How do I become a Certified Food Protection Manager in Kentucky?
To get your food manager certification in Kentucky, you need to study up on food safety and pass an ANSI-accredited exam. You can easily meet these requirements with Learn2Serve by 360training. You'll complete your training online and at your own pace, then register for our ANSI-accredited Certified Food Protection Manager (CFPM) exam. Sign up and start today!
What are the Kentucky food safety regulations?
Kentucky largely adopts the U.S. Food and Drug Administration (FDA)'s 2013 Food Code as their own, with a few changes.
As such, Kentucky requires at least one supervisory employee to be a Certified Food Protection Manager who has passed the certification exam through an ANSI-accredited program like Learn2Serve by 360training.
Kentucky also accepts local health department classes that address the same material.
Additionally, the Kentucky Food Code calls for the designated Person in Charge (PIC) at the time of inspection must be able to demonstrate knowledge of foodborne disease prevention, Kentucky code requirements, and HACCP principles.
One of the ways to demonstrate this knowledge is to be a Certified Food Protection Manager.
We always recommend checking with your local health department for any additional certification and training requirements.
How long is the food manager certification good for?
ANSI's CFPM certification is generally valid for a maximum of five years. To renew your certification, you have to pass the Certified Food Protection Manager exam through an ANSI-accredited program, once again.
Can you take the Kentucky food manager exam online?
Yes, your exam will be administered through our online proctor service. The Learn2Serve Food Protection Manager Certification Exam is accredited by the American National Standards Institute and the Conference for Food Protection (ANSI-CFP).
Learn more about the policies and procedures required to successfully complete our online proctored exam.
Who should get their food manager certification?

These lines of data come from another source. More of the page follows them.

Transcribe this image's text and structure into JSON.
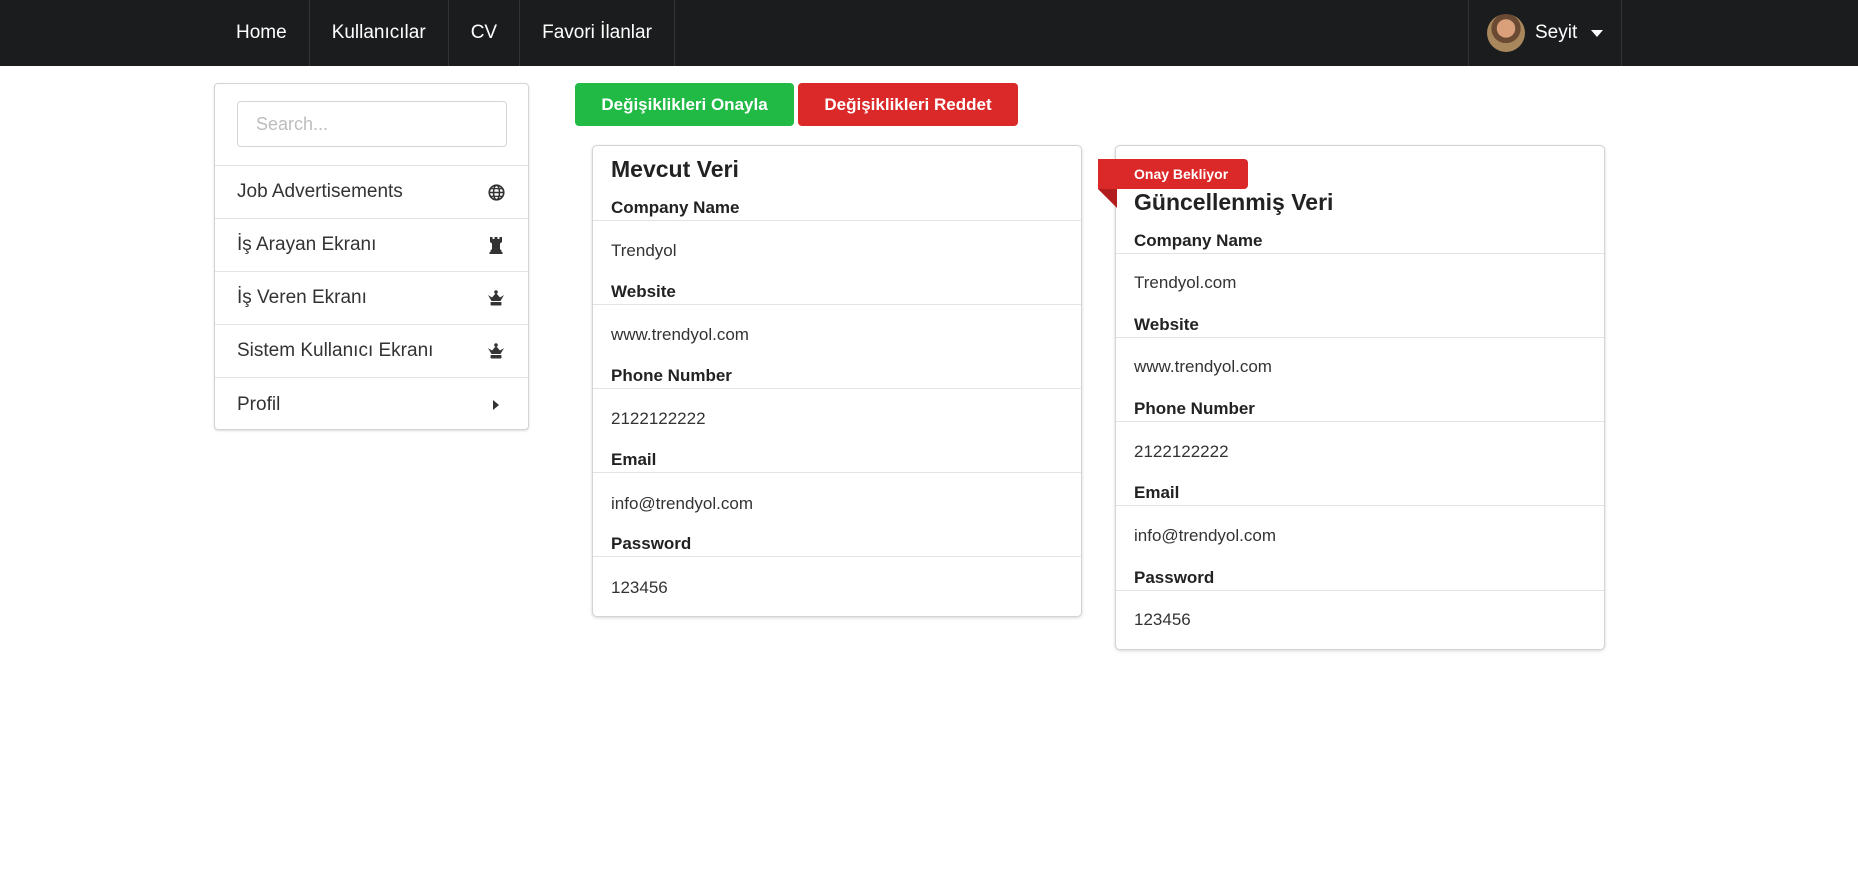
{
  "nav": {
    "items": [
      {
        "label": "Home"
      },
      {
        "label": "Kullanıcılar"
      },
      {
        "label": "CV"
      },
      {
        "label": "Favori İlanlar"
      }
    ],
    "user": {
      "name": "Seyit"
    }
  },
  "sidebar": {
    "search_placeholder": "Search...",
    "items": [
      {
        "label": "Job Advertisements",
        "icon": "globe-icon"
      },
      {
        "label": "İş Arayan Ekranı",
        "icon": "chess-rook-icon"
      },
      {
        "label": "İş Veren Ekranı",
        "icon": "chess-queen-icon"
      },
      {
        "label": "Sistem Kullanıcı Ekranı",
        "icon": "chess-queen-icon"
      },
      {
        "label": "Profil",
        "icon": "caret-right-icon"
      }
    ]
  },
  "actions": {
    "approve_label": "Değişiklikleri Onayla",
    "reject_label": "Değişiklikleri Reddet"
  },
  "colors": {
    "approve": "#21ba45",
    "reject": "#db2828",
    "navbar": "#1b1c1d"
  },
  "current": {
    "title": "Mevcut Veri",
    "fields": [
      {
        "label": "Company Name",
        "value": "Trendyol"
      },
      {
        "label": "Website",
        "value": "www.trendyol.com"
      },
      {
        "label": "Phone Number",
        "value": "2122122222"
      },
      {
        "label": "Email",
        "value": "info@trendyol.com"
      },
      {
        "label": "Password",
        "value": "123456"
      }
    ]
  },
  "updated": {
    "badge": "Onay Bekliyor",
    "title": "Güncellenmiş Veri",
    "fields": [
      {
        "label": "Company Name",
        "value": "Trendyol.com"
      },
      {
        "label": "Website",
        "value": "www.trendyol.com"
      },
      {
        "label": "Phone Number",
        "value": "2122122222"
      },
      {
        "label": "Email",
        "value": "info@trendyol.com"
      },
      {
        "label": "Password",
        "value": "123456"
      }
    ]
  }
}
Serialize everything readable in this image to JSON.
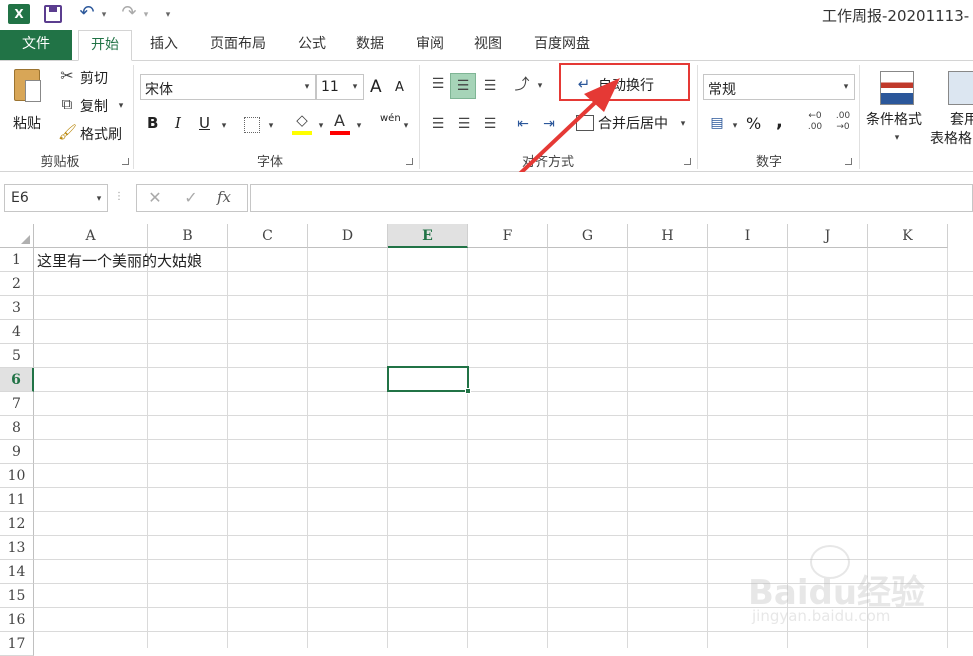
{
  "window": {
    "title": "工作周报-20201113-"
  },
  "tabs": [
    {
      "label": "文件"
    },
    {
      "label": "开始"
    },
    {
      "label": "插入"
    },
    {
      "label": "页面布局"
    },
    {
      "label": "公式"
    },
    {
      "label": "数据"
    },
    {
      "label": "审阅"
    },
    {
      "label": "视图"
    },
    {
      "label": "百度网盘"
    }
  ],
  "clipboard": {
    "paste": "粘贴",
    "cut": "剪切",
    "copy": "复制",
    "format_painter": "格式刷",
    "group": "剪贴板"
  },
  "font": {
    "name": "宋体",
    "size": "11",
    "group": "字体",
    "bold": "B",
    "italic": "I",
    "underline": "U",
    "grow": "A",
    "shrink": "A",
    "phonetic": "wén"
  },
  "alignment": {
    "wrap_text": "自动换行",
    "merge_center": "合并后居中",
    "group": "对齐方式"
  },
  "number": {
    "format": "常规",
    "percent": "%",
    "comma": ",",
    "group": "数字"
  },
  "styles": {
    "conditional": "条件格式",
    "table_format_1": "套用",
    "table_format_2": "表格格"
  },
  "formula_bar": {
    "name_box": "E6",
    "fx": "fx",
    "cancel": "✕",
    "confirm": "✓",
    "content": ""
  },
  "columns": [
    "A",
    "B",
    "C",
    "D",
    "E",
    "F",
    "G",
    "H",
    "I",
    "J",
    "K"
  ],
  "rows": [
    "1",
    "2",
    "3",
    "4",
    "5",
    "6",
    "7",
    "8",
    "9",
    "10",
    "11",
    "12",
    "13",
    "14",
    "15",
    "16",
    "17"
  ],
  "cells": {
    "A1": "这里有一个美丽的大姑娘"
  },
  "selected_cell": "E6",
  "watermark": {
    "line1": "Baidu经验",
    "line2": "jingyan.baidu.com"
  },
  "colors": {
    "excel_green": "#217346",
    "highlight_red": "#e53935",
    "fill_yellow": "#ffff00",
    "font_red": "#ff0000"
  }
}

The Kentucky Food Code specifies that the required CFPM must be an employee with "supervisory and management responsibility and the authority to direct and control food preparation and service." This typically translates to the CFPM being an owner or upper-level manager.
If the CFPM is present during an inspection, then they are the "person in charge" who can use certification to demonstrate their knowledge.
But Kentucky defines the PIC as the individual present at a food establishment who is responsible for the operation at the time of inspection. So when the CFPM is not on the premises, at least one person needs to be qualified to demonstrate food safety knowledge at all times.
The Kentucky Food Code allows the "demonstration of knowledge" to be satisfied in other ways (ie, lacking any important violations, being able to answer questions correctly), but those options are more ambiguous than most owners or general managers want to bank on.
That's why many restaurants, grocery stores, and other food retail establishments require all shift managers and head chefs to earn CFPM certification as a condition of their employment.
What does a food manager do and how can they improve food safety?
Food managers have responsibility in many areas, ensuring the quality of customer service, coordinating operations, managing their team, and handling human resources.
Their food safety duties are embedded in every corner of the job. They have to:
- Be familiar with local food safety regulations
- Design policies and protocols to ensure their establishment's compliance
- Train all employees in food safety principles and protocols
- Confirm that all food vendors and deliveries meet safety standards
- And more
Due to the level of accountability, food managers earn a significantly higher salary than servers and other food employees. According to wage data from the Bureau of Labor Statistics, here is the average amount of money you can expect to make in senior management positions in the Kentucky food service industry:
|Job Title||Average Hourly Wage||Average Yearly Wage|
|Food Service Manager||$24.59||$51,160|
Kentucky-approved food safety manager certification is an important qualification for getting one of these jobs.
Why are food managers in Kentucky required to get ANSI certification?
Foodborne illness is a real concern in every state, including Kentucky. According to data from the Center for Science in the Public Interest, over a 10-year period (2003-2012), there were a total of 27 foodborne illness outbreaks. And the two most common pathogen found were Norovirus and Staphylococcus—both preventable with the right food safety protocols in place.
If a manager has earned food protection manager certification, they have the knowledge they need to put those protocols in place and ensure they're followed properly.